Guga S'Thebe Arts, Culture and Heritage Village
WON GLOBAL AWARD 2008
WON DESIGN AND HEALTH INTERNATIONAL ACADEMY AWARDS IN 2010
“Guga S’thebeKudala Usophulela” is a Xhosa idiom praising an aging serving platter for its enduring friendly service. The platter serves everyone welcomed in the house and has served many generations and different types of people from all walks of life, preparing and nourishing them for the future.
The site is located on the corner of Washington and Church street in Langa, the site where thousands of people burnt their passes before marching to town in 1954, sits to the east of the site. The building deals with the significance of the site while clearly being a public building despite its modest size. The aim of the project is to provide a home for arts, culture and heritage for the Western Cape, which is unique and culturally reflective.
This is clearly a post Apartheid building. In the first place it deals with the community’s needs as principle guide to the design, and secondly the response is rooted on the site. The architecture is unique but it is generically closer associated to the fragmentation of a squatter camp than the monotony of the Apartheid Township. The design process took over 18 months to complete. Different schemes with models were investigated, until a final design was agreed on. It was a difficult process as it was initially required by the older generation that a large ‘rondawel’ should be built to reflect the predominant rural and cultural historical background of the residents. On the other hand, the youth aspired to sports cars and mobile phones. The final solution is a contemporary building.

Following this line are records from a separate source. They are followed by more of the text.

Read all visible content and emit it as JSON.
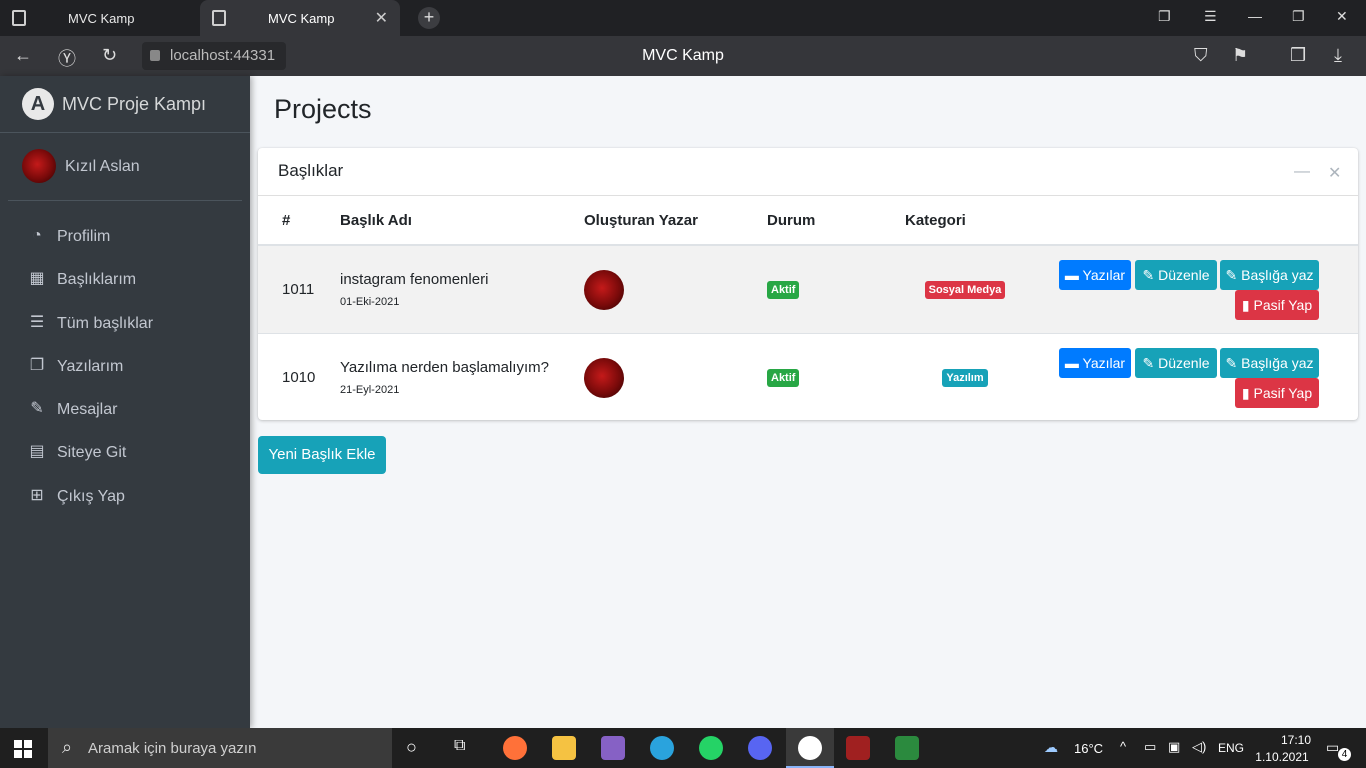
{
  "browser": {
    "tabs": [
      {
        "title": "MVC Kamp",
        "active": false
      },
      {
        "title": "MVC Kamp",
        "active": true
      }
    ],
    "url": "localhost:44331",
    "window_title": "MVC Kamp"
  },
  "sidebar": {
    "brand": "MVC Proje Kampı",
    "user_name": "Kızıl Aslan",
    "items": [
      {
        "label": "Profilim",
        "icon": "dashboard-icon"
      },
      {
        "label": "Başlıklarım",
        "icon": "grid-icon"
      },
      {
        "label": "Tüm başlıklar",
        "icon": "list-icon"
      },
      {
        "label": "Yazılarım",
        "icon": "copy-icon"
      },
      {
        "label": "Mesajlar",
        "icon": "edit-icon"
      },
      {
        "label": "Siteye Git",
        "icon": "book-icon"
      },
      {
        "label": "Çıkış Yap",
        "icon": "plus-square-icon"
      }
    ]
  },
  "main": {
    "page_title": "Projects",
    "card_title": "Başlıklar",
    "columns": [
      "#",
      "Başlık Adı",
      "Oluşturan Yazar",
      "Durum",
      "Kategori"
    ],
    "rows": [
      {
        "id": "1011",
        "title": "instagram fenomenleri",
        "date": "01-Eki-2021",
        "status": "Aktif",
        "category": "Sosyal Medya",
        "category_color": "#dc3545"
      },
      {
        "id": "1010",
        "title": "Yazılıma nerden başlamalıyım?",
        "date": "21-Eyl-2021",
        "status": "Aktif",
        "category": "Yazılım",
        "category_color": "#17a2b8"
      }
    ],
    "row_actions": {
      "posts": "Yazılar",
      "edit": "Düzenle",
      "write": "Başlığa yaz",
      "passive": "Pasif Yap"
    },
    "add_button": "Yeni Başlık Ekle"
  },
  "taskbar": {
    "search_placeholder": "Aramak için buraya yazın",
    "weather": "16°C",
    "language": "ENG",
    "time": "17:10",
    "date": "1.10.2021",
    "notification_count": "4"
  },
  "colors": {
    "sidebar_bg": "#343a40",
    "primary": "#007bff",
    "info": "#17a2b8",
    "danger": "#dc3545",
    "success": "#28a745"
  }
}
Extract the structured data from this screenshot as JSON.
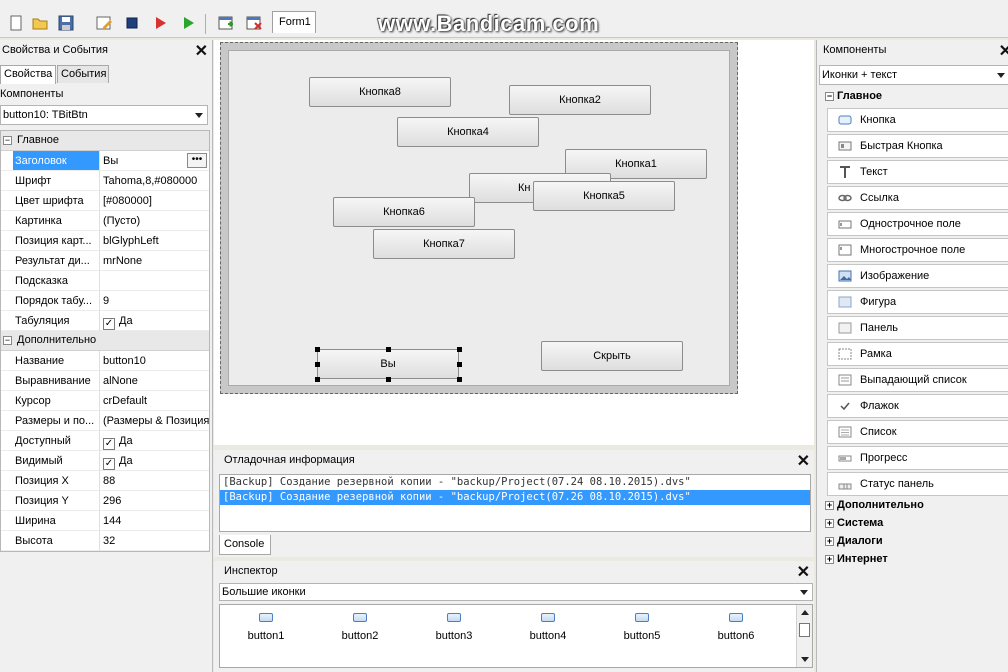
{
  "watermark": "www.Bandicam.com",
  "form_tab": "Form1",
  "left_panel": {
    "title": "Свойства и События",
    "tabs": [
      "Свойства",
      "События"
    ],
    "components_label": "Компоненты",
    "selected_component": "button10: TBitBtn",
    "sections": [
      {
        "name": "Главное",
        "rows": [
          {
            "key": "Заголовок",
            "value": "Вы"
          },
          {
            "key": "Шрифт",
            "value": "Tahoma,8,#080000"
          },
          {
            "key": "Цвет шрифта",
            "value": "[#080000]"
          },
          {
            "key": "Картинка",
            "value": "(Пусто)"
          },
          {
            "key": "Позиция карт...",
            "value": "blGlyphLeft"
          },
          {
            "key": "Результат ди...",
            "value": "mrNone"
          },
          {
            "key": "Подсказка",
            "value": ""
          },
          {
            "key": "Порядок табу...",
            "value": "9"
          },
          {
            "key": "Табуляция",
            "value": "Да",
            "checked": true
          }
        ]
      },
      {
        "name": "Дополнительно",
        "rows": [
          {
            "key": "Название",
            "value": "button10"
          },
          {
            "key": "Выравнивание",
            "value": "alNone"
          },
          {
            "key": "Курсор",
            "value": "crDefault"
          },
          {
            "key": "Размеры и по...",
            "value": "(Размеры & Позиция)"
          },
          {
            "key": "Доступный",
            "value": "Да",
            "checked": true
          },
          {
            "key": "Видимый",
            "value": "Да",
            "checked": true
          },
          {
            "key": "Позиция X",
            "value": "88"
          },
          {
            "key": "Позиция Y",
            "value": "296"
          },
          {
            "key": "Ширина",
            "value": "144"
          },
          {
            "key": "Высота",
            "value": "32"
          }
        ]
      }
    ]
  },
  "design_buttons": {
    "b8": "Кнопка8",
    "b2": "Кнопка2",
    "b4": "Кнопка4",
    "b1": "Кнопка1",
    "b3": "Кн",
    "b5": "Кнопка5",
    "b6": "Кнопка6",
    "b7": "Кнопка7",
    "b10": "Вы",
    "hide": "Скрыть"
  },
  "right_panel": {
    "title": "Компоненты",
    "view_mode": "Иконки + текст",
    "expanded_category": "Главное",
    "items": [
      "Кнопка",
      "Быстрая Кнопка",
      "Текст",
      "Ссылка",
      "Однострочное поле",
      "Многострочное поле",
      "Изображение",
      "Фигура",
      "Панель",
      "Рамка",
      "Выпадающий список",
      "Флажок",
      "Список",
      "Прогресс",
      "Статус панель"
    ],
    "collapsed_categories": [
      "Дополнительно",
      "Система",
      "Диалоги",
      "Интернет"
    ]
  },
  "debug": {
    "title": "Отладочная информация",
    "lines": [
      "[Backup] Создание резервной копии - \"backup/Project(07.24 08.10.2015).dvs\"",
      "[Backup] Создание резервной копии - \"backup/Project(07.26 08.10.2015).dvs\""
    ],
    "console_tab": "Console"
  },
  "inspector": {
    "title": "Инспектор",
    "view_mode": "Большие иконки",
    "items": [
      "button1",
      "button2",
      "button3",
      "button4",
      "button5",
      "button6"
    ]
  }
}
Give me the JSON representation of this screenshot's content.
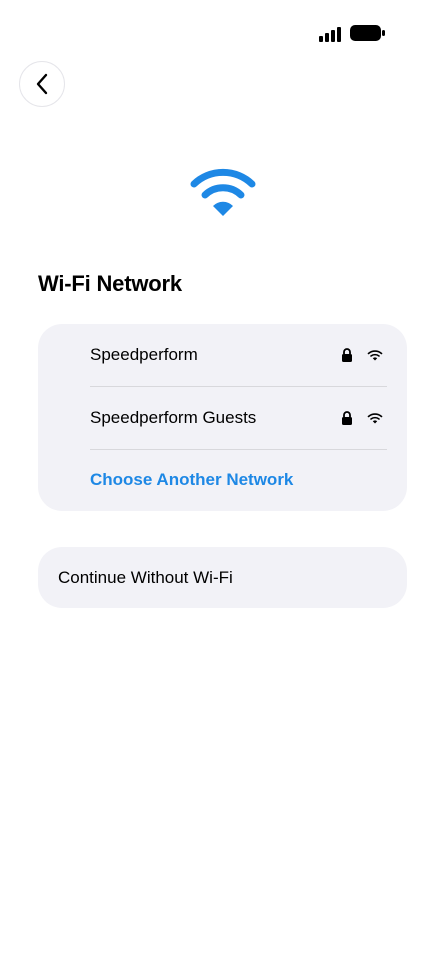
{
  "status_bar": {
    "signal_icon": "cellular-signal-icon",
    "battery_icon": "battery-icon"
  },
  "header": {
    "back_icon": "chevron-left-icon"
  },
  "hero": {
    "icon": "wifi-icon",
    "icon_color": "#1e88e5"
  },
  "title": "Wi-Fi Network",
  "networks": [
    {
      "name": "Speedperform",
      "secured": true,
      "icon": "wifi-icon"
    },
    {
      "name": "Speedperform Guests",
      "secured": true,
      "icon": "wifi-icon"
    }
  ],
  "choose_another": "Choose Another Network",
  "continue_without": "Continue Without Wi-Fi",
  "colors": {
    "accent": "#1e88e5",
    "card_background": "#f2f2f7"
  }
}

When we observed the aerial photographs, we noticed the distinct paths people used across the site. These were used to generate the main concept of the design. The design therefore consists of various ‘separate’ building components forming a “village”. The building spaces are arranged around these main circulation paths with courtyards forming external rooms nestled in between the internal spaces. This enables a rather small building to become a much larger facility with a number of indoor and outdoor rooms.
The building is only 820 square meters in total but includes four artists’ studios, two of which will be used for performing arts and two for visual arts. The ‘cone’ space is designed to be an events and visual arts multi – purpose space which makes reference to the traditional ‘rondawel’ vernacular. For small intimate performances it is able to host 150 spectators. The outdoor stage and seating is used for bigger performances. The forecourt and ablutions boasts ceramic artwork by local artists and young people who were trained in ceramic work to welcome visitors into the building.
A phase II children's theatre was completed in 2015 to the South of the original building. This project was a collaboration between students of the RWTH Aachen University, Dusseldorf Peter Behrens School of Architecture and Georgia Institute of Technology.
Thousands of tourists from all over the world visit the building on a daily basis. It is also used locally for cultural exchange programmes.